Besieged, conquered, displaced, occupied, beset, embattled—by nations, empires, disease. Lecce, a city of 95,200 people in southern Italy, has suffered, endured and survived them all, from Emperor Hadrian in the second century through to the fall of the Western Roman Empire and beyond, into attacks and/or conquests by the Byzantines, Saracens, Lombards, Hungarians and Slavs; by the Normans and by the Spanish and Ottoman Empires; and, in the middle of the seventeenth century, by a deadly plague. To say Lecce has a survival instinct engrained into its general sensibility today is to acknowledge and draw upon this rich and complicated history.
Such history has afforded the city and its inhabitants a certain pride in its baroque architecture, whose opulence endures the flows and ebbs of a transglobal financial crisis with telling stubbornness. But it's not so much in a style or fashion that the city's endurance strategies find their most appropriate metonym, but rather a material: the Lecce stone, a particular kind of limestone whose varying porosity allows for a malleable and exportable structure popular in sculpture and other forms of architecture. On an atomic level, this malleability might in some metaphysical way account for the ways in which the city and its people have been able to negotiate a consistent lineage of political and social burdens.
For its own part, Lecce's Festival del Cinema Europeo, now sixteen editions old, seems to benefit from a mindset attuned to the city's ornate and supple texture, playing down both so that it can brave a fiscal climate increasingly hostile to cultural events of its kind. Saying Lecce European Film Festival (LEFF) 'does what it can' for regional and continental cinephile culture is in the same instant doing it a gross disservice and in some way giving an accurate description. For while on the one hand international visitors were for its sixteenth edition scant, and while audience figures were (to this attendee's eye) somewhat thin, it would be unfair to compare LEFF to other European film festivals, such as Crossing Europe in Linz or even Seville. Balanced is a better and fairer word here than functional.
The fact that the only films with English subtitles at LEFF were those in its Official Competition reveals that in the first instance this is a distinctly and deliberately local affair—and the small gulf in attendance numbers between out-of-competition Italian films (comparatively high) and in-competition international fare (relatively low) suggests that festival directors Alberto La Monica and Cristina Soldano had their ears to the ground when opting to host the competition in one of the smaller auditoriums inside Multisala Massimo, the festival's sensibly priced venue (at which tickets range from an unthinkably cheap €1 to an enticingly affordable €3). Further evidence of Soldano and La Monica's joint programming nous could be found in the palpable buzz surrounding the festival's retrospectives—arguably its multi-pronged main attraction.
Though a lack of English subtitles indicates LEFF isn't quite ready for a genuinely international repute (presuming it would even want one), the buzz created by local and national press attending screenings of those guests honoured with selective retrospectives—Bertrand Tavernier, Fatih Akin, Milena Vukotic and Paola Cortelessi—was palpable indeed; Cortelessi held the room enraptured during a 45-minute presentation following the festival's closing awards ceremony.

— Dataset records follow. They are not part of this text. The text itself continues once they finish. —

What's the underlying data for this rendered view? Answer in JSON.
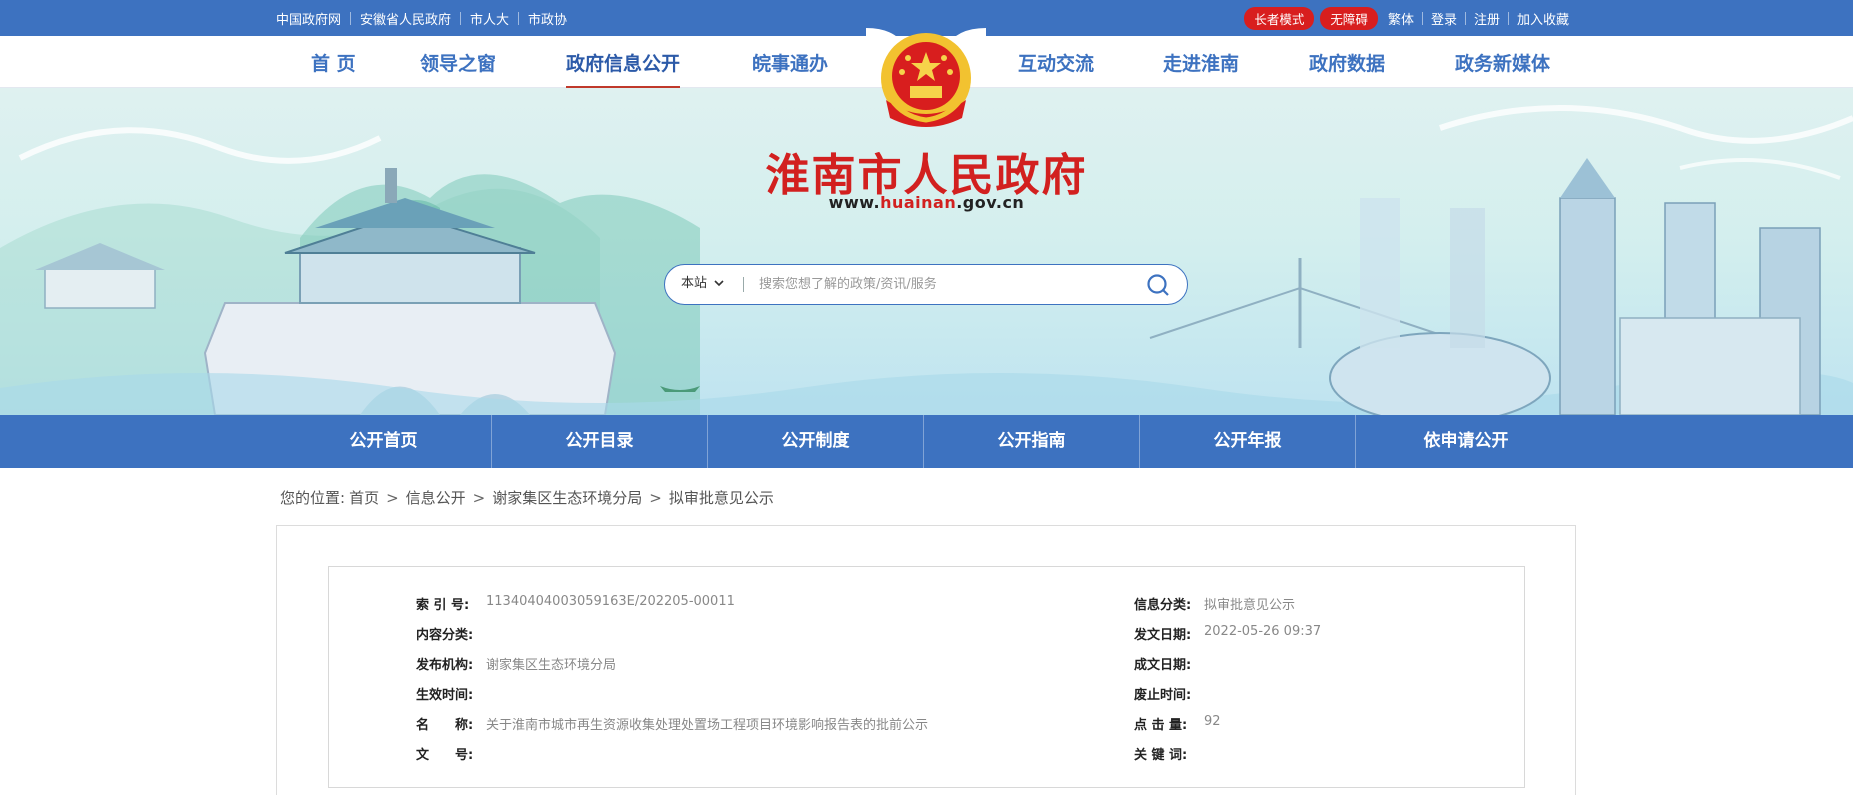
{
  "topbar": {
    "links": [
      "中国政府网",
      "安徽省人民政府",
      "市人大",
      "市政协"
    ],
    "elder_mode": "长者模式",
    "accessible": "无障碍",
    "traditional": "繁体",
    "login": "登录",
    "register": "注册",
    "favorite": "加入收藏"
  },
  "nav": {
    "items": [
      "首 页",
      "领导之窗",
      "政府信息公开",
      "皖事通办",
      "互动交流",
      "走进淮南",
      "政府数据",
      "政务新媒体"
    ],
    "active_index": 2
  },
  "header": {
    "title": "淮南市人民政府",
    "url_prefix": "www.",
    "url_highlight": "huainan",
    "url_suffix": ".gov.cn"
  },
  "search": {
    "scope": "本站",
    "placeholder": "搜索您想了解的政策/资讯/服务"
  },
  "subnav": {
    "items": [
      "公开首页",
      "公开目录",
      "公开制度",
      "公开指南",
      "公开年报",
      "依申请公开"
    ]
  },
  "breadcrumb": {
    "prefix": "您的位置:",
    "items": [
      "首页",
      "信息公开",
      "谢家集区生态环境分局",
      "拟审批意见公示"
    ]
  },
  "meta": {
    "index_no_label": "索 引 号:",
    "index_no": "11340404003059163E/202205-00011",
    "info_category_label": "信息分类:",
    "info_category": "拟审批意见公示",
    "content_category_label": "内容分类:",
    "content_category": "",
    "issue_date_label": "发文日期:",
    "issue_date": "2022-05-26 09:37",
    "publisher_label": "发布机构:",
    "publisher": "谢家集区生态环境分局",
    "create_date_label": "成文日期:",
    "create_date": "",
    "effective_label": "生效时间:",
    "effective": "",
    "expire_label": "废止时间:",
    "expire": "",
    "name_label": "名　　称:",
    "name": "关于淮南市城市再生资源收集处理处置场工程项目环境影响报告表的批前公示",
    "clicks_label": "点 击 量:",
    "clicks": "92",
    "doc_no_label": "文　　号:",
    "doc_no": "",
    "keywords_label": "关 键 词:",
    "keywords": ""
  },
  "colors": {
    "primary": "#3d72c0",
    "accent_red": "#d2201f"
  }
}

In addition, other strands emphasised young and upcoming talent, in the form of the Mario Verdone Award, three of last year's LUX Prize finalists and a diverse shorts programme, including films made by students from the National School of Cinema, and a section focused on the cultural identity of Salento—the sub-peninsula of Italy's 'heel'.

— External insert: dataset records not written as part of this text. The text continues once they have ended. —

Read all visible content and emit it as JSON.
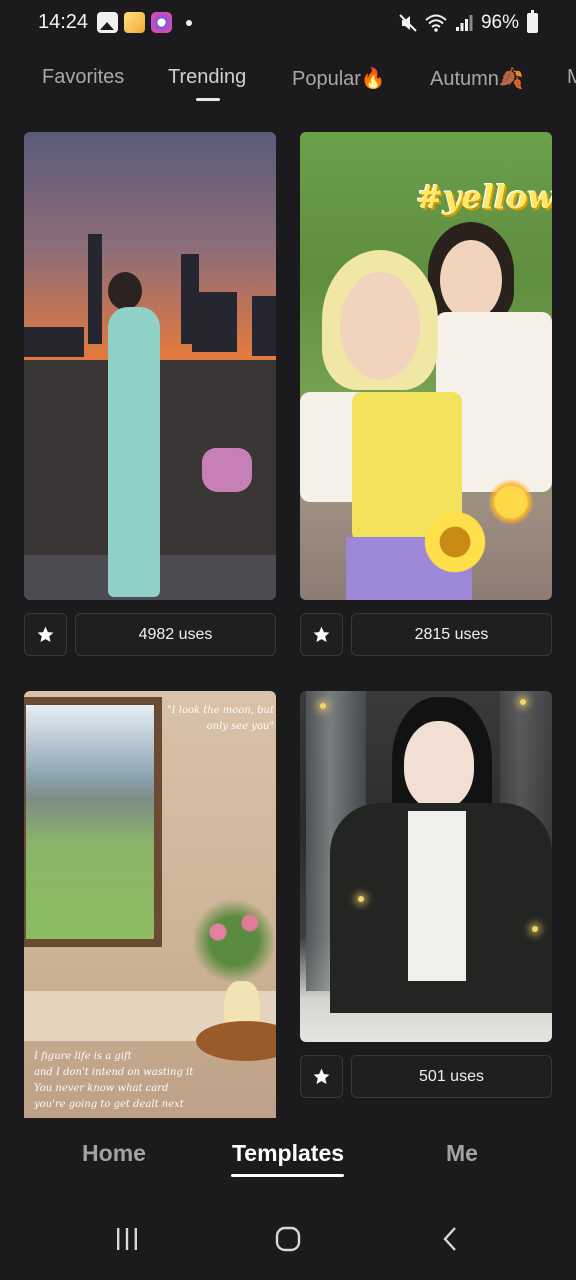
{
  "status_bar": {
    "time": "14:24",
    "battery": "96%",
    "left_icons": [
      "gallery-icon",
      "app-icon",
      "camera-app-icon",
      "notification-dot"
    ],
    "right_icons": [
      "mute-icon",
      "wifi-icon",
      "signal-icon",
      "battery-icon"
    ]
  },
  "category_tabs": {
    "items": [
      {
        "label": "Favorites"
      },
      {
        "label": "Trending",
        "active": true
      },
      {
        "label": "Popular🔥"
      },
      {
        "label": "Autumn🍂"
      },
      {
        "label": "M"
      }
    ]
  },
  "templates": [
    {
      "uses": "4982 uses",
      "thumbnail": "woman-at-sunset-skyline"
    },
    {
      "uses": "2815 uses",
      "thumbnail": "yellow-selfie",
      "sticker_text": "#yellow"
    },
    {
      "uses": "",
      "thumbnail": "window-with-flowers",
      "script_lines": [
        "\"I look the moon, but only see you\"",
        "I figure life is a gift",
        "and I don't intend on wasting it",
        "You never know what card",
        "you're going to get dealt next"
      ]
    },
    {
      "uses": "501 uses",
      "thumbnail": "woman-in-hanfu"
    }
  ],
  "bottom_nav": {
    "items": [
      {
        "label": "Home"
      },
      {
        "label": "Templates",
        "active": true
      },
      {
        "label": "Me"
      }
    ]
  },
  "system_nav": [
    "recents-button",
    "home-button",
    "back-button"
  ],
  "colors": {
    "background": "#1b1b1d",
    "button_border": "#39393c",
    "text_primary": "#ffffff",
    "text_secondary": "#a8a8ab"
  }
}
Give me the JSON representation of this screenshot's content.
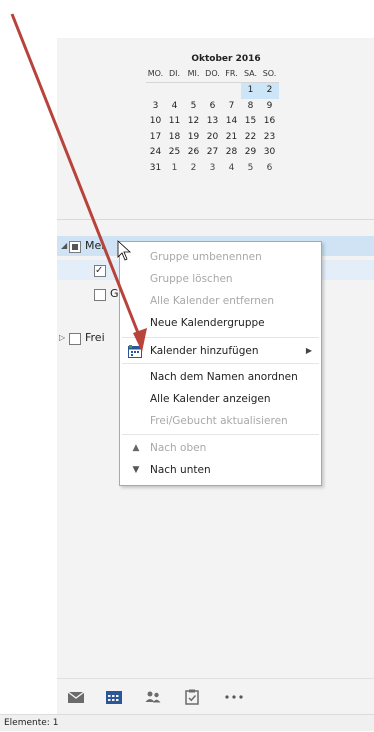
{
  "calendar": {
    "month_title": "Oktober 2016",
    "weekdays": [
      "MO.",
      "DI.",
      "MI.",
      "DO.",
      "FR.",
      "SA.",
      "SO."
    ],
    "days": [
      "",
      "",
      "",
      "",
      "",
      "1",
      "2",
      "3",
      "4",
      "5",
      "6",
      "7",
      "8",
      "9",
      "10",
      "11",
      "12",
      "13",
      "14",
      "15",
      "16",
      "17",
      "18",
      "19",
      "20",
      "21",
      "22",
      "23",
      "24",
      "25",
      "26",
      "27",
      "28",
      "29",
      "30",
      "31",
      "1",
      "2",
      "3",
      "4",
      "5",
      "6"
    ]
  },
  "tree": {
    "group1_label": "Mei",
    "group2_label": "Frei",
    "item2_label": "G"
  },
  "context_menu": {
    "items": [
      {
        "label": "Gruppe umbenennen"
      },
      {
        "label": "Gruppe löschen"
      },
      {
        "label": "Alle Kalender entfernen"
      },
      {
        "label": "Neue Kalendergruppe"
      },
      {
        "label": "Kalender hinzufügen"
      },
      {
        "label": "Nach dem Namen anordnen"
      },
      {
        "label": "Alle Kalender anzeigen"
      },
      {
        "label": "Frei/Gebucht aktualisieren"
      },
      {
        "label": "Nach oben"
      },
      {
        "label": "Nach unten"
      }
    ]
  },
  "nav": {
    "icons": [
      "mail-icon",
      "calendar-icon",
      "people-icon",
      "tasks-icon",
      "more-icon"
    ]
  },
  "status": {
    "text": "Elemente: 1"
  },
  "colors": {
    "accent": "#2b579a",
    "selection": "#cde6f7",
    "arrow": "#b7433b"
  }
}
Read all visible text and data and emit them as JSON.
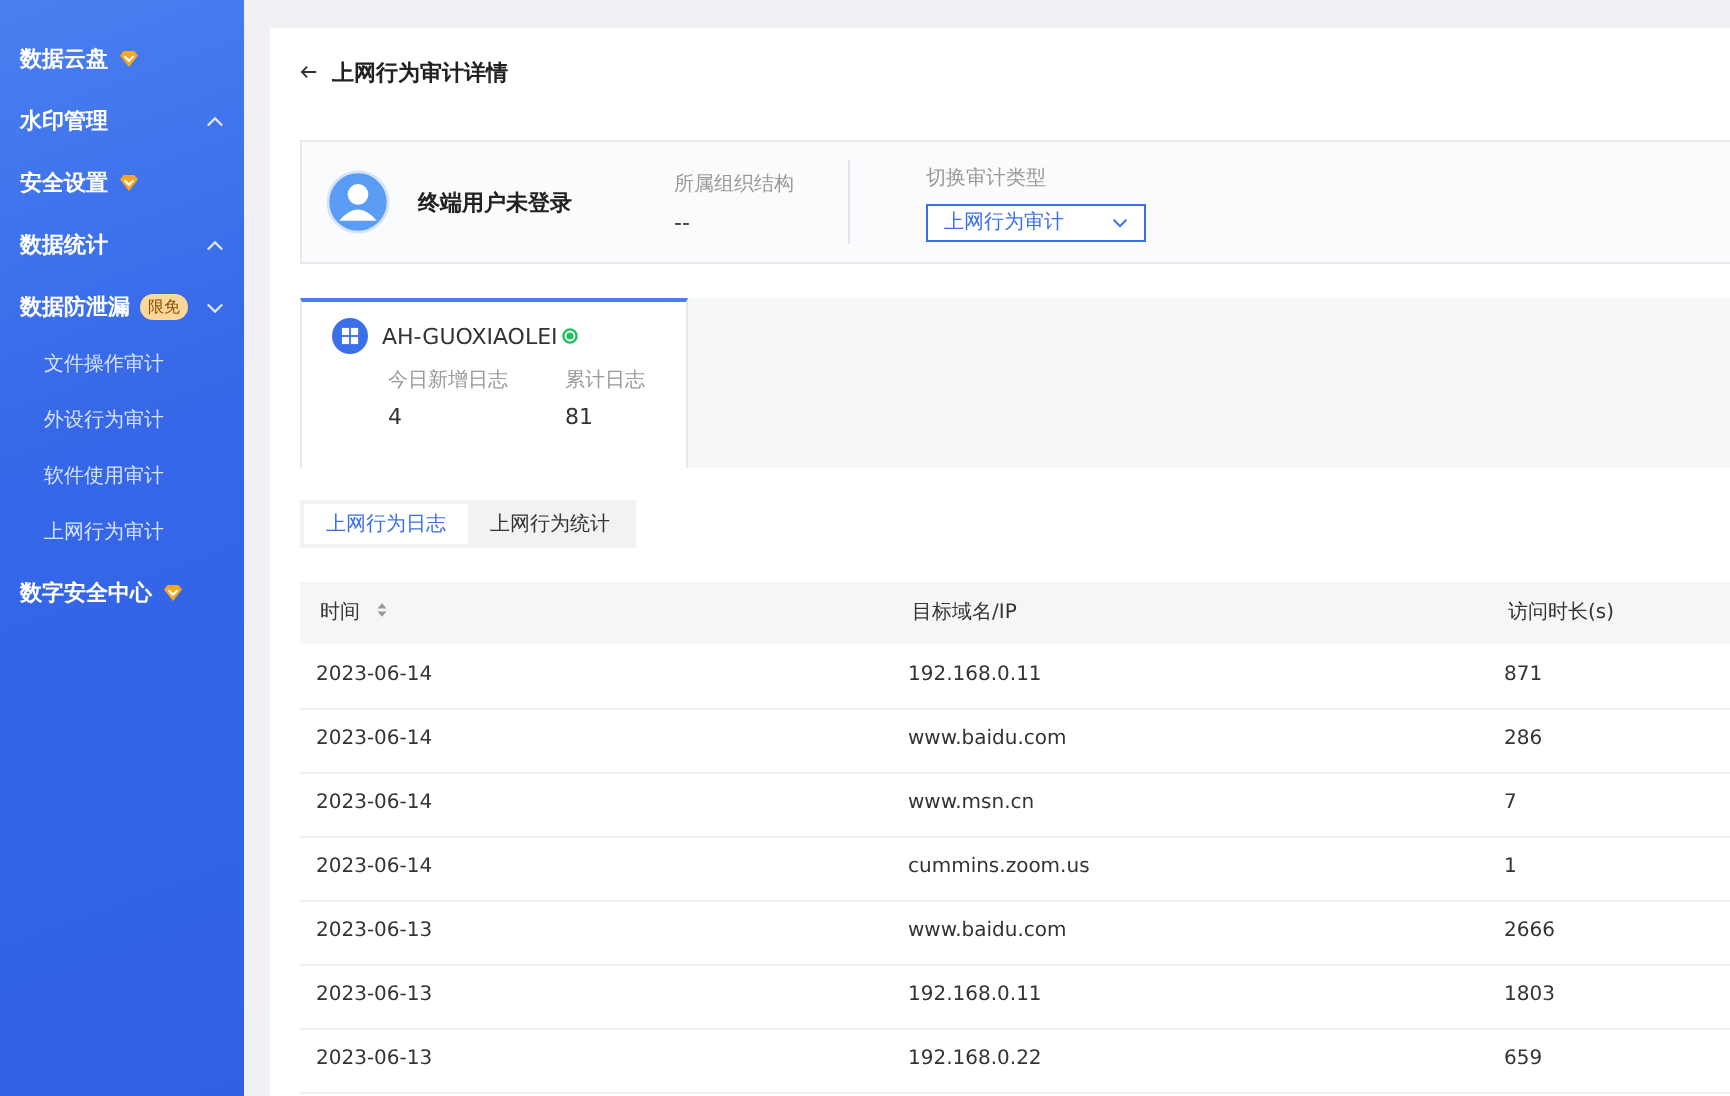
{
  "sidebar": {
    "items": [
      {
        "label": "数据云盘",
        "kind": "premium"
      },
      {
        "label": "水印管理",
        "kind": "group",
        "expanded": false
      },
      {
        "label": "安全设置",
        "kind": "premium"
      },
      {
        "label": "数据统计",
        "kind": "group",
        "expanded": false
      },
      {
        "label": "数据防泄漏",
        "kind": "group",
        "expanded": true,
        "badge": "限免",
        "children": [
          {
            "label": "文件操作审计"
          },
          {
            "label": "外设行为审计"
          },
          {
            "label": "软件使用审计"
          },
          {
            "label": "上网行为审计"
          }
        ]
      },
      {
        "label": "数字安全中心",
        "kind": "premium"
      }
    ]
  },
  "page": {
    "title": "上网行为审计详情"
  },
  "user": {
    "name": "终端用户未登录",
    "org_label": "所属组织结构",
    "org_value": "--",
    "switch_label": "切换审计类型",
    "switch_value": "上网行为审计"
  },
  "device": {
    "name": "AH-GUOXIAOLEI",
    "online": true,
    "stats": [
      {
        "label": "今日新增日志",
        "value": "4"
      },
      {
        "label": "累计日志",
        "value": "81"
      }
    ]
  },
  "tabs": [
    {
      "label": "上网行为日志",
      "selected": true
    },
    {
      "label": "上网行为统计",
      "selected": false
    }
  ],
  "table": {
    "columns": [
      {
        "label": "时间",
        "sortable": true
      },
      {
        "label": "目标域名/IP",
        "sortable": false
      },
      {
        "label": "访问时长(s)",
        "sortable": false
      }
    ],
    "rows": [
      [
        "2023-06-14",
        "192.168.0.11",
        "871"
      ],
      [
        "2023-06-14",
        "www.baidu.com",
        "286"
      ],
      [
        "2023-06-14",
        "www.msn.cn",
        "7"
      ],
      [
        "2023-06-14",
        "cummins.zoom.us",
        "1"
      ],
      [
        "2023-06-13",
        "www.baidu.com",
        "2666"
      ],
      [
        "2023-06-13",
        "192.168.0.11",
        "1803"
      ],
      [
        "2023-06-13",
        "192.168.0.22",
        "659"
      ]
    ]
  }
}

Each year, LEFF hosts a juried competition, in which ten films—each from a different European country—compete for the Golden Olive Tree and a cash prize of €5,000. If our FIPRESCI jury agreed that the quality of this section varied, there was an undeniable consistency in the production values of each: all ten films were representative of a relatively low-key and unshowy approach to cinematic storytelling. Several of the films had won major prizes at other festivals, one of which also received the official jury's top prize: Turkish filmmaker's Erol Mintas' Song Of My Mother, an understated and subtly layered drama about an urbanised Kurdish primary school teacher living with his mother in Istanbul, who longs to return to her home village 21 years after their brutal displacement by Turkish forces.
Our Critics' Prize was awarded to Sanna Lenken's debut feature My Skinny Sister, a Swedish-German co-production about, among other things, the growing pains experienced by the younger of two sisters whose teenage sibling suffers from anorexia. It's an unpretentious, delicately handled drama with a refreshingly sensitive and humane approach to character, and boasts two excellent, emotionally committed performances that convey the unique qualities of sisterhood. (Michael Pattison)

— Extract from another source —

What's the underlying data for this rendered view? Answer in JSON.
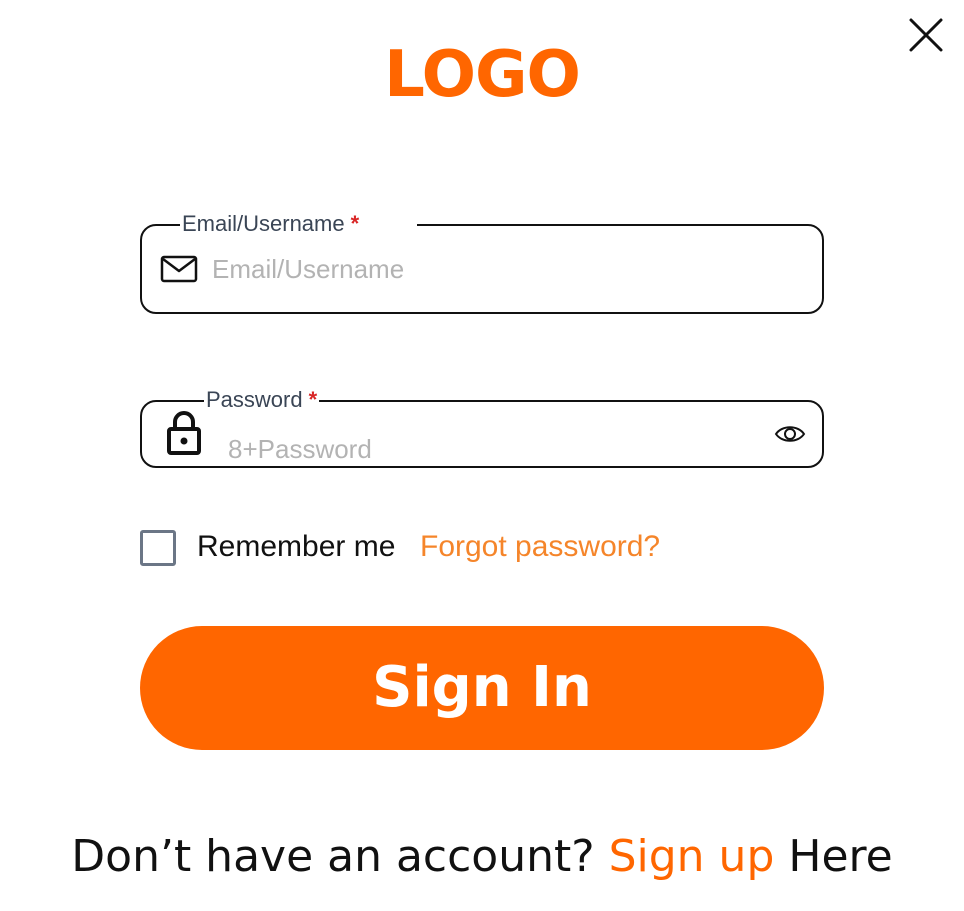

Lecce Festival of European Cinema: www.festivaldelcinemaeuropeo.it